At the box office, I told David (yes, the guy at the window has the same name as I do) I needed wheelchair-accessible seating. Not only did he sell me two tickets but he sold them to me at the price of the nose-bleed tickets. However, the only wheelchair-accessible seats at The Wiltern are in the fifth row—just behind the pit!

Next, Anna and I headed down to El Cholo Cafe for dinner. Granted, those of us raised on homemade Mexican food know that El Cholo’s food is mediocre at best, but it’s good enough for a pre-concert dinner and it’s close to the theater. More importantly, their house margaritas (on the rocks) rawk! Made with real Cointreau and Cuervo 1800 tequila, they not only taste great but they also kick you on your ass. It turns out their tostada compuesta, with tasty homemade chorizo, is respectable too. More importantly, we headed to the show with a nice buzz on.

It was my first time at The Wiltern. We walked into a beautiful lobby with a crystal chandelier hanging in the middle. The floor manager, Arnold, met us. Knowing my special needs, he pointed out everything I needed to know about, then showed us to our seats. Yes, there were a few rows closer than us to the stage, but those in the orchestra pit had to look up at the stage. There in the front row of the main floor, we were at stage level and there were no better seats in the house. I turned around and looked back at the theater. It is spectacular in its classy, art deco glory!

Arnold sat a guy named Mike next to us. He’d not only been to The Wiltern before but he’d also seen Van Morrison live. They sat a good looking, young guy named Todd behind me. Anna was very pleased about that. Then we staked out a nice circumference where I could spin my wheelchair around and Anna could get up and dance. Once I staked that out, a couple of hot chicks showed up and sat down nearby, making me very pleased. The whole ambience of the people and the theater was so alluring that I looked behind me almost as much as I watched the stage.

Van Morrison started playing without an opening act. The sound reinforcement was top notch: the volume was loud, but not enough to make your ears ring, and the fidelity was excellent. Good thing, too, because Van Morrison’s band was so tight that it sounded like studio work. Van Morrison played sax and a beautiful guitar. There were at least a dozen other pieces on stage. He had a horn section (including a flugle horn), a percussionist along with the drums, a woman playing steel guitar, a grand piano and keyboards.

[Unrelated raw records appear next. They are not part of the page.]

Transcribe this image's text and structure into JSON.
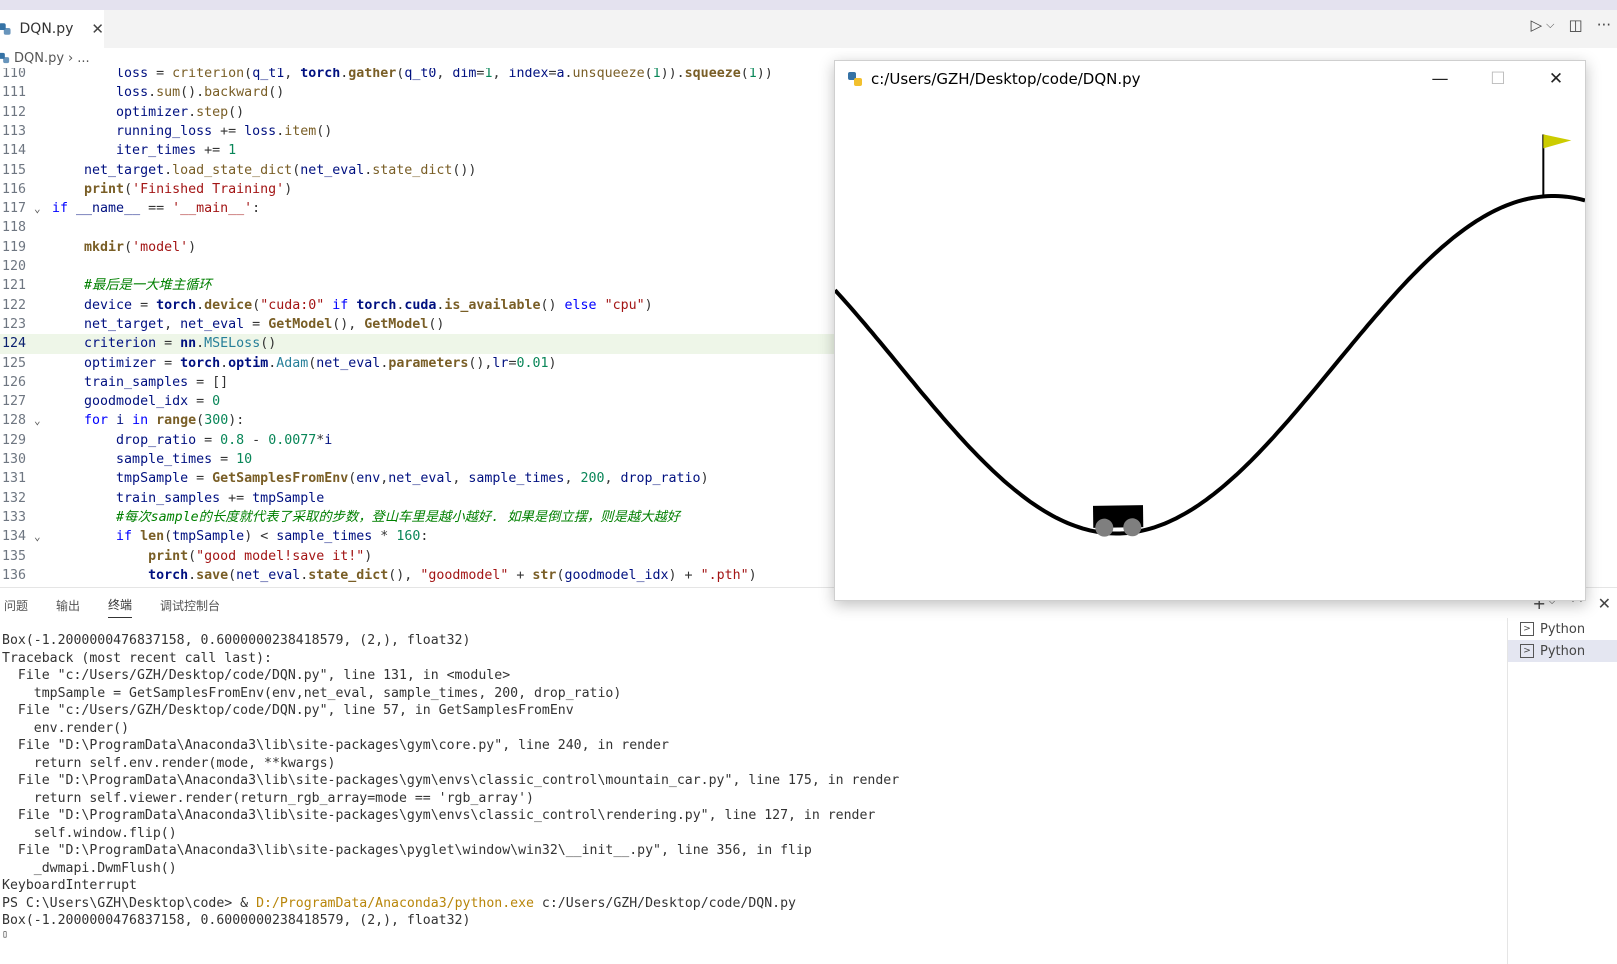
{
  "editor": {
    "tab_label": "DQN.py",
    "tab_close": "✕",
    "breadcrumb_file": "DQN.py",
    "breadcrumb_sep": "›",
    "breadcrumb_more": "..."
  },
  "toolbar": {
    "run_icon": "▷",
    "dropdown": "⌵",
    "split_icon": "◫",
    "more": "···"
  },
  "code_lines": [
    {
      "n": "110",
      "html": "        <span class='var'>loss</span> = <span class='fn'>criterion</span>(<span class='var'>q_t1</span>, <span class='bold'>torch</span>.<span class='fnb'>gather</span>(<span class='var'>q_t0</span>, <span class='prm'>dim</span>=<span class='num'>1</span>, <span class='prm'>index</span>=<span class='var'>a</span>.<span class='fn'>unsqueeze</span>(<span class='num'>1</span>)).<span class='fnb'>squeeze</span>(<span class='num'>1</span>))"
    },
    {
      "n": "111",
      "html": "        <span class='var'>loss</span>.<span class='fn'>sum</span>().<span class='fn'>backward</span>()"
    },
    {
      "n": "112",
      "html": "        <span class='var'>optimizer</span>.<span class='fn'>step</span>()"
    },
    {
      "n": "113",
      "html": "        <span class='var'>running_loss</span> += <span class='var'>loss</span>.<span class='fn'>item</span>()"
    },
    {
      "n": "114",
      "html": "        <span class='var'>iter_times</span> += <span class='num'>1</span>"
    },
    {
      "n": "115",
      "html": "    <span class='var'>net_target</span>.<span class='fn'>load_state_dict</span>(<span class='var'>net_eval</span>.<span class='fn'>state_dict</span>())"
    },
    {
      "n": "116",
      "html": "    <span class='fnb'>print</span>(<span class='str'>'Finished Training'</span>)"
    },
    {
      "n": "117",
      "fold": "⌄",
      "html": "<span class='kw'>if</span> <span class='var'>__name__</span> == <span class='str'>'__main__'</span>:"
    },
    {
      "n": "118",
      "html": ""
    },
    {
      "n": "119",
      "html": "    <span class='fnb'>mkdir</span>(<span class='str'>'model'</span>)"
    },
    {
      "n": "120",
      "html": ""
    },
    {
      "n": "121",
      "html": "    <span class='cmt'>#最后是一大堆主循环</span>"
    },
    {
      "n": "122",
      "html": "    <span class='var'>device</span> = <span class='bold'>torch</span>.<span class='fnb'>device</span>(<span class='str'>\"cuda:0\"</span> <span class='kw'>if</span> <span class='bold'>torch</span>.<span class='bold'>cuda</span>.<span class='fnb'>is_available</span>() <span class='kw'>else</span> <span class='str'>\"cpu\"</span>)"
    },
    {
      "n": "123",
      "html": "    <span class='var'>net_target</span>, <span class='var'>net_eval</span> = <span class='fnb'>GetModel</span>(), <span class='fnb'>GetModel</span>()"
    },
    {
      "n": "124",
      "active": true,
      "html": "    <span class='var'>criterion</span> = <span class='bold'>nn</span>.<span class='cls'>MSELoss</span>()"
    },
    {
      "n": "125",
      "html": "    <span class='var'>optimizer</span> = <span class='bold'>torch</span>.<span class='bold'>optim</span>.<span class='cls'>Adam</span>(<span class='var'>net_eval</span>.<span class='fnb'>parameters</span>(),<span class='prm'>lr</span>=<span class='num'>0.01</span>)"
    },
    {
      "n": "126",
      "html": "    <span class='var'>train_samples</span> = []"
    },
    {
      "n": "127",
      "html": "    <span class='var'>goodmodel_idx</span> = <span class='num'>0</span>"
    },
    {
      "n": "128",
      "fold": "⌄",
      "html": "    <span class='kw'>for</span> <span class='var'>i</span> <span class='kw'>in</span> <span class='fnb'>range</span>(<span class='num'>300</span>):"
    },
    {
      "n": "129",
      "html": "        <span class='var'>drop_ratio</span> = <span class='num'>0.8</span> - <span class='num'>0.0077</span>*<span class='var'>i</span>"
    },
    {
      "n": "130",
      "html": "        <span class='var'>sample_times</span> = <span class='num'>10</span>"
    },
    {
      "n": "131",
      "html": "        <span class='var'>tmpSample</span> = <span class='fnb'>GetSamplesFromEnv</span>(<span class='var'>env</span>,<span class='var'>net_eval</span>, <span class='var'>sample_times</span>, <span class='num'>200</span>, <span class='var'>drop_ratio</span>)"
    },
    {
      "n": "132",
      "html": "        <span class='var'>train_samples</span> += <span class='var'>tmpSample</span>"
    },
    {
      "n": "133",
      "html": "        <span class='cmt'>#每次sample的长度就代表了采取的步数，登山车里是越小越好. 如果是倒立摆，则是越大越好</span>"
    },
    {
      "n": "134",
      "fold": "⌄",
      "html": "        <span class='kw'>if</span> <span class='fnb'>len</span>(<span class='var'>tmpSample</span>) &lt; <span class='var'>sample_times</span> * <span class='num'>160</span>:"
    },
    {
      "n": "135",
      "html": "            <span class='fnb'>print</span>(<span class='str'>\"good model!save it!\"</span>)"
    },
    {
      "n": "136",
      "html": "            <span class='bold'>torch</span>.<span class='fnb'>save</span>(<span class='var'>net_eval</span>.<span class='fnb'>state_dict</span>(), <span class='str'>\"goodmodel\"</span> + <span class='fnb'>str</span>(<span class='var'>goodmodel_idx</span>) + <span class='str'>\".pth\"</span>)"
    }
  ],
  "panel": {
    "tabs": [
      "问题",
      "输出",
      "终端",
      "调试控制台"
    ],
    "active_tab": 2,
    "plus": "+",
    "chevron": "⌵",
    "up": "^",
    "close": "✕",
    "terminals": [
      "Python",
      "Python"
    ]
  },
  "terminal": {
    "lines_before": [
      "Box(-1.2000000476837158, 0.6000000238418579, (2,), float32)",
      "Traceback (most recent call last):",
      "  File \"c:/Users/GZH/Desktop/code/DQN.py\", line 131, in <module>",
      "    tmpSample = GetSamplesFromEnv(env,net_eval, sample_times, 200, drop_ratio)",
      "  File \"c:/Users/GZH/Desktop/code/DQN.py\", line 57, in GetSamplesFromEnv",
      "    env.render()",
      "  File \"D:\\ProgramData\\Anaconda3\\lib\\site-packages\\gym\\core.py\", line 240, in render",
      "    return self.env.render(mode, **kwargs)",
      "  File \"D:\\ProgramData\\Anaconda3\\lib\\site-packages\\gym\\envs\\classic_control\\mountain_car.py\", line 175, in render",
      "    return self.viewer.render(return_rgb_array=mode == 'rgb_array')",
      "  File \"D:\\ProgramData\\Anaconda3\\lib\\site-packages\\gym\\envs\\classic_control\\rendering.py\", line 127, in render",
      "    self.window.flip()",
      "  File \"D:\\ProgramData\\Anaconda3\\lib\\site-packages\\pyglet\\window\\win32\\__init__.py\", line 356, in flip",
      "    _dwmapi.DwmFlush()",
      "KeyboardInterrupt"
    ],
    "prompt": "PS C:\\Users\\GZH\\Desktop\\code> & ",
    "prompt_exe": "D:/ProgramData/Anaconda3/python.exe",
    "prompt_arg": " c:/Users/GZH/Desktop/code/DQN.py",
    "last_line": "Box(-1.2000000476837158, 0.6000000238418579, (2,), float32)",
    "cursor": "▯"
  },
  "game_window": {
    "title": "c:/Users/GZH/Desktop/code/DQN.py",
    "minimize": "—",
    "maximize": "☐",
    "close": "✕",
    "car_position": -0.52,
    "goal_position": 0.5,
    "x_range": [
      -1.2,
      0.6
    ],
    "flag_color": "#cccc00"
  }
}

Van Morrison was in great voice.

Yes, it was a fantastic night. I’ve been to other memorable concert events, but this one will rank up there as one of the best. And if an artist you’ve been wanting to see plays The Wiltern, do not miss the show!